chevron-down Created with Sketch Beta.
May 10, 2012 Articles

Young Lawyers: Is the Arbitration Domestic or International in Scope?

By P. Jean Baker

Five years ago, the global marketplace was not accessible to medium- and small-sized businesses. Today, with the arrival of the Internet and growing acceptance of e-commerce, global markets are open to almost everyone. Attorneys need to recognize and understand how international arbitration can come into play in what may seem the most basic of domestic business disputes.

Consider the Following Hypothetical
Two small businesses, Business A and Business B, both headquartered in the state of Bliss, execute a contract via the Internet for Business B to deliver at a fixed price by a specified date ceramic pottery to be obtained from Mexico for resale by Business A to third-party retail outlets in the United States. The arbitration clause in the contract specifies that all disputes must be submitted to the American Arbitration Association (AAA) for binding arbitration in the state of Bliss. The clause does not reference use of a specific set of the AAA's rules. Instead of shipping the pottery to Business A, Business B enters into an agreement with a Mexican company to ship the pottery directly to the U.S. retail outlets. Business A wants you to immediately file a demand for arbitration with the AAA, alleging breach of contract and tortuous interference. Business A is seeking punitive damages.

Domestic or International in Scope
Because the arbitration clause does not specify a set of alternative dispute resolution (ADR) provider rules, the first issue you need to address with your client is whether the dispute is domestic or international in scope.

A generally accepted way to ascertain whether a dispute is international in scope is to apply the definition established under the United Nations Commission on International Trade (UNCITRAL) Model Law Article 1(3).

Using this approach, the AAA defines arbitration as being international in scope if:

(a) The parties to an arbitration agreement have, at the time of the conclusion of that agreement, their places of business in different countries; or

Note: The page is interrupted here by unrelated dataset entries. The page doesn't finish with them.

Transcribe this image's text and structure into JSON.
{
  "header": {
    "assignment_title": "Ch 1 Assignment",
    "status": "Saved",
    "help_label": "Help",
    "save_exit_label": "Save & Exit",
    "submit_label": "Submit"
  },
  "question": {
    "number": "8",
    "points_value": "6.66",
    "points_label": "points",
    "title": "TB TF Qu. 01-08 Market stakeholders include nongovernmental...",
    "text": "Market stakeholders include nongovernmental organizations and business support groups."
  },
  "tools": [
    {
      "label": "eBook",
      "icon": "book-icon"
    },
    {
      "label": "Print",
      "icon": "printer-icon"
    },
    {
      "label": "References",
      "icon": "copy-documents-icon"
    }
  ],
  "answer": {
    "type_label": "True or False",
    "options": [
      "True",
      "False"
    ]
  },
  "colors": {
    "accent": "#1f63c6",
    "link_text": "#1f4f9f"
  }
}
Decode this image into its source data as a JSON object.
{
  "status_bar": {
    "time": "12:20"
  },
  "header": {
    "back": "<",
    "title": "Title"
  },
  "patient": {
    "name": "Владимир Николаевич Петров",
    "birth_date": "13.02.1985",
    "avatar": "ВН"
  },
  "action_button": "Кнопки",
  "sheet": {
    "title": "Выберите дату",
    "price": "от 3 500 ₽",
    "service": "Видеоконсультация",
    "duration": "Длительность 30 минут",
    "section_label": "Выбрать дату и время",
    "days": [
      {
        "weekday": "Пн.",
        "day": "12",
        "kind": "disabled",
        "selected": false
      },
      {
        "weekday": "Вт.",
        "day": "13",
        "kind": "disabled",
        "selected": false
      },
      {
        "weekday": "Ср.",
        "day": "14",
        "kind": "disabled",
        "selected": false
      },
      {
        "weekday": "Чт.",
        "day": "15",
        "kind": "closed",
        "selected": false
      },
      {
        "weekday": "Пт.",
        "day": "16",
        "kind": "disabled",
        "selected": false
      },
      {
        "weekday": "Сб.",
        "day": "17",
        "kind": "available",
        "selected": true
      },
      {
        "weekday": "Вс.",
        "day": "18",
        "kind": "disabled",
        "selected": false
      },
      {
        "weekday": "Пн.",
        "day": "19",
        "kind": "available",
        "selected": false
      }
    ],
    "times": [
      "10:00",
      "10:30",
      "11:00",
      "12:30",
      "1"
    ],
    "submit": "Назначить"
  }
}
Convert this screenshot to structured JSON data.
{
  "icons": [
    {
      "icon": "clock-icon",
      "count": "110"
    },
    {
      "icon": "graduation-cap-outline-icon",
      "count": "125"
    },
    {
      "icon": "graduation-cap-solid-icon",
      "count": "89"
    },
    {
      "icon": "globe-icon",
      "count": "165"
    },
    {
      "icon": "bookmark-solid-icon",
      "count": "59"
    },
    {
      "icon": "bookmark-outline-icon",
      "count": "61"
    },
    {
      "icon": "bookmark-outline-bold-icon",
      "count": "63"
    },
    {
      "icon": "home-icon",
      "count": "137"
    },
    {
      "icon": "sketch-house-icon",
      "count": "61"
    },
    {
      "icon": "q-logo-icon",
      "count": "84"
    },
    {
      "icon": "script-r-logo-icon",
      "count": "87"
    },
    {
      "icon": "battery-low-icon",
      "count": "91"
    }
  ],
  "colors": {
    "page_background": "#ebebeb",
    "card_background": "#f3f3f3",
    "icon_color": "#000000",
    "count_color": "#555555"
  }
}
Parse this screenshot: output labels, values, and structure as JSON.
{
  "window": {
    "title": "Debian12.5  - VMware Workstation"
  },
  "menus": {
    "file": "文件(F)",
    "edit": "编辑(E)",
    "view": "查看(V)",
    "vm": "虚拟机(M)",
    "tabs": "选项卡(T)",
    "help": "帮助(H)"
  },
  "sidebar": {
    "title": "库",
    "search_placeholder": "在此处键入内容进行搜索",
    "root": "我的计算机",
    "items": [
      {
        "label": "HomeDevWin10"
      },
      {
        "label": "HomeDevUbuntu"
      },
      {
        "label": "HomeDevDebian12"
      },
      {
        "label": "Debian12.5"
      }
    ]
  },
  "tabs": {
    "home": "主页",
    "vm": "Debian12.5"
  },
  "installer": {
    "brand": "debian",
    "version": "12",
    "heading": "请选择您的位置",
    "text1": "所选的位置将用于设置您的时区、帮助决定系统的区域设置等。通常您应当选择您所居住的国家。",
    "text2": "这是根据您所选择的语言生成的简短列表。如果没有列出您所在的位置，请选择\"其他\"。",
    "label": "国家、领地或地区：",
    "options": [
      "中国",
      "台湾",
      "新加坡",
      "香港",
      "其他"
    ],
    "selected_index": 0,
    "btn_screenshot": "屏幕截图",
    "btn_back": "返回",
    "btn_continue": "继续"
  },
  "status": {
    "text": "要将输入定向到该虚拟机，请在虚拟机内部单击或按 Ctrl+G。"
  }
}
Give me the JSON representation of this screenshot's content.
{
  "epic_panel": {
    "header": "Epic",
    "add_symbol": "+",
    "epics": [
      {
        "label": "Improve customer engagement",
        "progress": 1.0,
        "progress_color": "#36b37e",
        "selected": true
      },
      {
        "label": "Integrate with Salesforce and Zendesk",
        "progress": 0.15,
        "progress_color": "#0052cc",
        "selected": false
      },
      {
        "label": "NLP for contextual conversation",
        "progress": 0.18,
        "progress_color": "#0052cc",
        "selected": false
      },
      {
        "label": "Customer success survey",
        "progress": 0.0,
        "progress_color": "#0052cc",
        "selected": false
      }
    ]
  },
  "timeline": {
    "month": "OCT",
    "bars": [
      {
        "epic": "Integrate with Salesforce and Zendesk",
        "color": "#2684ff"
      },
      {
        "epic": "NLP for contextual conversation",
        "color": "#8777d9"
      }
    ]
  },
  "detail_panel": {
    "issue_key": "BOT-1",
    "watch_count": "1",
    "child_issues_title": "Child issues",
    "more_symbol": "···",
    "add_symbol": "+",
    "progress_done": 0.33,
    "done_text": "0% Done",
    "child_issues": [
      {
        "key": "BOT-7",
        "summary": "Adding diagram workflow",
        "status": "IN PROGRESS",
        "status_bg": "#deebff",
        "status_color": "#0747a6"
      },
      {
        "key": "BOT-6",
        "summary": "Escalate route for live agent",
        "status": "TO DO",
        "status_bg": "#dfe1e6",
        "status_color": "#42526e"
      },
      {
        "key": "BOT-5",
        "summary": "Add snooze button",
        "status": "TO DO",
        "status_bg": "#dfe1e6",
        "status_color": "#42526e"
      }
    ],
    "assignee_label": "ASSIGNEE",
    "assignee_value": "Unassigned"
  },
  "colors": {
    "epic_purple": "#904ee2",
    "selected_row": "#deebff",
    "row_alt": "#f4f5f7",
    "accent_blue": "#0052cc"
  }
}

(b) One of the following places is situated outside the country in which the parties have their place of business: (i) the place of arbitration if determined in, or pursuant to, the arbitration agreement; (ii) any place where a substantial part of the obligations of the commercial relationship is to be performed or the place with which the subject matter of the dispute is most closely connected; or

(c) The parties have expressly agreed that the subject matter of the arbitration agreement relates to more than one country.

(d) If a party has more than one place of business, the place of business is that which has the closest relationship to the arbitration agreement; if a party does not have a place of business, reference is made to his or her habitual residence.

Because a substantial part of the obligations of the business-to-business e-commerce relationship described in the above hypothetical was to be performed outside of the United States and the majority of the tortuous interference occurred in Mexico, the AAA would classify the resultant dispute as being "international" in scope. Because a specific set of AAA rules was not designated in the arbitration agreement, AAA will administer this hypothetical case according to their International Dispute Resolution Procedures unless the parties agree otherwise.

Arbitration of International Commercial Disputes
Administration of arbitration pursuant to the AAA's International Dispute Resolution Procedures differs markedly from the way in which a case would be administered pursuant to the AAA's Commercial Arbitration Rules and Mediation Procedures. For example, parties involved in an international arbitration expressly waive and forego any right to punitive, exemplary, or similar damages unless a statute requires that compensatory damages be increased in a specified manner. An international arbitrator may not resolve disputes according to customary rules of equity and international commerce. Substantive law(s) or rules of law designated by the parties, or absent party designation determined by the international arbitrator to be appropriate, shall apply. An international arbitral tribunal may appoint one or more independent experts. Reasonable costs for legal representation of a successful party and the costs of experts appointed by an arbitral tribunal may be apportioned in the award.

Reviewing Arbitration Agreements to Prevent Unwelcome Surprises
In the above hypothetical, Business A will be unable to seek punitive damages absent agreement of Business B. Chances of obtaining such agreement post-dispute are probably zero. Nor is it likely that Business B will voluntarily agree to have the case administered according to the AAA's Commercial Arbitration Rules. Needless to say, our hypothetical plaintiff is going to be very upset with the attorney who drafted the arbitration clause and failed to reference a specific set of AAA rules.

To prevent this type of unwelcome surprise, attorneys should periodically review their clients' arbitration clauses—especially if a client engages in global e-commerce. Failure to include a reference to an ADR provider or to a set of ADR provider rules can result in application of the UNCITRAL Arbitration Rules if a dispute is deemed to be international and the U.S. state or foreign nation with jurisdiction has adopted the model law. The UNCITRAL procedures provide for ad hoc arbitration administered by the arbitrator. Issues can arise when seeking enforcement of an arbitral award and a foreign court learns that a neutral third-party administrator, such as the AAA, did not oversee the proceeding.

Keywords: litigation, alternative dispute resolution, American Arbitration Association, UNCITRAL, International Dispute Resolution Procedures, Commercial Arbitration Rules and Mediation Procedures